Ansah, while leading a normal life, has not changed her position not to resign and now is exercising her freedom not to express herself, insisting that she constitutionally has a right to remain silent.
The Weekend Nation newspaper on Saturday August 24 2019 reported that it contacted Ansah on WhatsApp but she said: “No comment”.
According to University of Malawi’s Chancellor College-based constitutional law Professor Edge Kanyongolo, freedom of expression enshrined in the Republican Constitution also includes “freedom not to express yourself.”
And columnist Steve Nhlane in the same paper, states that Ansah has dug in on the strength of the letter and spirit of the law.
“Her stand is that whether or not she mismanaged the elections, is an issue that is in court. Until the court pronounces its verdict, she rightly thinks she is innocent. But the legal or court route is just one of the many paths to the solutions. The more meritorious solution to the matter before the 18.5 million Malawians is not in the legal shenanigans in court.
“The political impasse the country is facing which is negatively impacting the economy needs a political solution. The President should think hard about whom he wants to serve—the interest of one person or 18.5 million Malawians who are suffering?

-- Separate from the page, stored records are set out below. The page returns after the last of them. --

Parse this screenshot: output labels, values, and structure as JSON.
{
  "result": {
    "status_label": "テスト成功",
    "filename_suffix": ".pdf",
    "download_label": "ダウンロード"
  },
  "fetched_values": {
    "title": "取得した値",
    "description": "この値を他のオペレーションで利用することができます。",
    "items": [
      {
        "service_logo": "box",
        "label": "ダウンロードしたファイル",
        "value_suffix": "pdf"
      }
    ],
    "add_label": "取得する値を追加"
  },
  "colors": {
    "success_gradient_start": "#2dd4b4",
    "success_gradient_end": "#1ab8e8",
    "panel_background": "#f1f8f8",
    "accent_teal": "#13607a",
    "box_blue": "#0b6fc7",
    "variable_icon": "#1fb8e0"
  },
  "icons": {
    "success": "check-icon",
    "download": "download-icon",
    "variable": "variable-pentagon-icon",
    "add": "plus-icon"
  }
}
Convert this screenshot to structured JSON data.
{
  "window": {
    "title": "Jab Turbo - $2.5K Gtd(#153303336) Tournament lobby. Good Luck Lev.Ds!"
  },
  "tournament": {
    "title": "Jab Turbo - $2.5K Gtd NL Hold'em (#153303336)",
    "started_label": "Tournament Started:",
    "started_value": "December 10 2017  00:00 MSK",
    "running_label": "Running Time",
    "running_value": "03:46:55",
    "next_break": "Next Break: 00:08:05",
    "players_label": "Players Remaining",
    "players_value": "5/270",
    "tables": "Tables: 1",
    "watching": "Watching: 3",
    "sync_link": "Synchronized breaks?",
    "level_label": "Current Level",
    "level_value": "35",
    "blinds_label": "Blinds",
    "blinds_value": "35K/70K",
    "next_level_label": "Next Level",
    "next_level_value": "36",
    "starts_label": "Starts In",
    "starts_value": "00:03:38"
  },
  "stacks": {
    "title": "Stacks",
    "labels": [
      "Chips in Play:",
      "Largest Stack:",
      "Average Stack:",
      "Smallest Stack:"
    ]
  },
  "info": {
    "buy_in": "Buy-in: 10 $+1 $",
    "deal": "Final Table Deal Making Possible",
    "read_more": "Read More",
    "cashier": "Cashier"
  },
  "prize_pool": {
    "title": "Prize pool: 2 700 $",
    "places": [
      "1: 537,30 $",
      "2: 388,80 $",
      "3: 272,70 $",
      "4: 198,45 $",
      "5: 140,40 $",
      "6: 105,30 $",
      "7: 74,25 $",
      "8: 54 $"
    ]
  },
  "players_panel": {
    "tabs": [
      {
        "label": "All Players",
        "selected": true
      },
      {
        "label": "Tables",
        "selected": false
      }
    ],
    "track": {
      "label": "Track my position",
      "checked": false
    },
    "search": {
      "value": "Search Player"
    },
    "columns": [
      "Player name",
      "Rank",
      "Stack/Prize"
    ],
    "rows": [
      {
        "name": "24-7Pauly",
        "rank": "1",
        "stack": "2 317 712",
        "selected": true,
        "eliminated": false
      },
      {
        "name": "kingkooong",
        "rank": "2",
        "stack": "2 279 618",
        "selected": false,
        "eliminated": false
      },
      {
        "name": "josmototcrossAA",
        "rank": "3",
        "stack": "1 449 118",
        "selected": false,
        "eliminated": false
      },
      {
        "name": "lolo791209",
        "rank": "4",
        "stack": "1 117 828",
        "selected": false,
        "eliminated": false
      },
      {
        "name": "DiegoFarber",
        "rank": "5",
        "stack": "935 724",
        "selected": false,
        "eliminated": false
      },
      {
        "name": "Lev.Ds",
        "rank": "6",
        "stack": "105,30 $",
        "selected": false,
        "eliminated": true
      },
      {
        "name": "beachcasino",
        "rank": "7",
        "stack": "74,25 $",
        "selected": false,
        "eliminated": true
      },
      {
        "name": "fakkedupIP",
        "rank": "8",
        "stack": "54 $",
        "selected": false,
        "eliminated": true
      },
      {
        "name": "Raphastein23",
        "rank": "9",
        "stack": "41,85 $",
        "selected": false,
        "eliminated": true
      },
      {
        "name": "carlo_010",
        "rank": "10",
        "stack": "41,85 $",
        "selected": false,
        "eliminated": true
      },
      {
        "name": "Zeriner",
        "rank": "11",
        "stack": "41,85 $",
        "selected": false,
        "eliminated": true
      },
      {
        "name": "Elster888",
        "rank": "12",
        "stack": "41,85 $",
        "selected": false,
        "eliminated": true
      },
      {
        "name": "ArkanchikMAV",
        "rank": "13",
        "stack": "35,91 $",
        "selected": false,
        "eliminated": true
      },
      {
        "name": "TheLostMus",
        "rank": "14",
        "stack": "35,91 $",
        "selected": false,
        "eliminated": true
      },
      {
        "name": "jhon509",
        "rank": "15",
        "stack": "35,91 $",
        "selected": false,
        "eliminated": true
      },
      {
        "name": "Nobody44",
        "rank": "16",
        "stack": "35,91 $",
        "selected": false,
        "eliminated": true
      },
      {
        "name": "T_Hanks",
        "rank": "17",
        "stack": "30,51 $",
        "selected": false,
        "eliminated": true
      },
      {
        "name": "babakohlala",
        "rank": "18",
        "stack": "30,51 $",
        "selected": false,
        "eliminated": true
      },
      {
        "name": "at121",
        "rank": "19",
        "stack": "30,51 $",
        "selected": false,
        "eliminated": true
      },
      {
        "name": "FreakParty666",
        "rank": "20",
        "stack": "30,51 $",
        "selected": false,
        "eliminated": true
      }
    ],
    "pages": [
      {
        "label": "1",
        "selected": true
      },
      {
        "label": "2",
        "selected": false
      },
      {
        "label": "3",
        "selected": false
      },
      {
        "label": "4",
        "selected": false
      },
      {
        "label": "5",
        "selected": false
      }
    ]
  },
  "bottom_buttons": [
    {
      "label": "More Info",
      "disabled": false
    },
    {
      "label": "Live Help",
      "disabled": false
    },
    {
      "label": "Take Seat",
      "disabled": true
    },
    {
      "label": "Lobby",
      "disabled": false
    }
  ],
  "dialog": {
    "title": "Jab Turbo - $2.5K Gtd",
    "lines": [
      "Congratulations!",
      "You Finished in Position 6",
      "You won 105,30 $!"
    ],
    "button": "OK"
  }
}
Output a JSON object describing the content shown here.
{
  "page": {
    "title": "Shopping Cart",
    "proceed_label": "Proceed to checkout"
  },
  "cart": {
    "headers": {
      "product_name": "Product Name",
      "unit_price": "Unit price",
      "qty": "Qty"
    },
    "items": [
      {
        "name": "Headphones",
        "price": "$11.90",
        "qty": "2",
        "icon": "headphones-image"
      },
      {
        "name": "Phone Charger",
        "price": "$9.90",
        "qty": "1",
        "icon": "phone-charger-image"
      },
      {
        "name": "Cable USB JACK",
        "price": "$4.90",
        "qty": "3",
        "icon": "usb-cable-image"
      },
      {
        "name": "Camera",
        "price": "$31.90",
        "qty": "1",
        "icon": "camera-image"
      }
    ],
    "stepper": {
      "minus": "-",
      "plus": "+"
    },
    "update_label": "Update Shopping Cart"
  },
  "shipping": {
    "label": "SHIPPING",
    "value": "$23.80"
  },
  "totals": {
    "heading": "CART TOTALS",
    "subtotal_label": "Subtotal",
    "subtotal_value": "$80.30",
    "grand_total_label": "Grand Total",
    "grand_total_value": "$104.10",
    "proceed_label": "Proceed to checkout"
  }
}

Good leaders promote the larger good,” write Nhlane.
Billions of Kwacha worth of property is being damaged, looted, burned down and stolen every time there are anti-Ansah demonstrations in the country.
HRDC’s next demonstrations have been scheduled from August 26 to 30. Initially, they wanted vigils at airports and the country’s border posts but the High Court through judge Jack N’riva denied the organisers the right to demonstrate at such places.Follow and Subscribe Nyasa TV :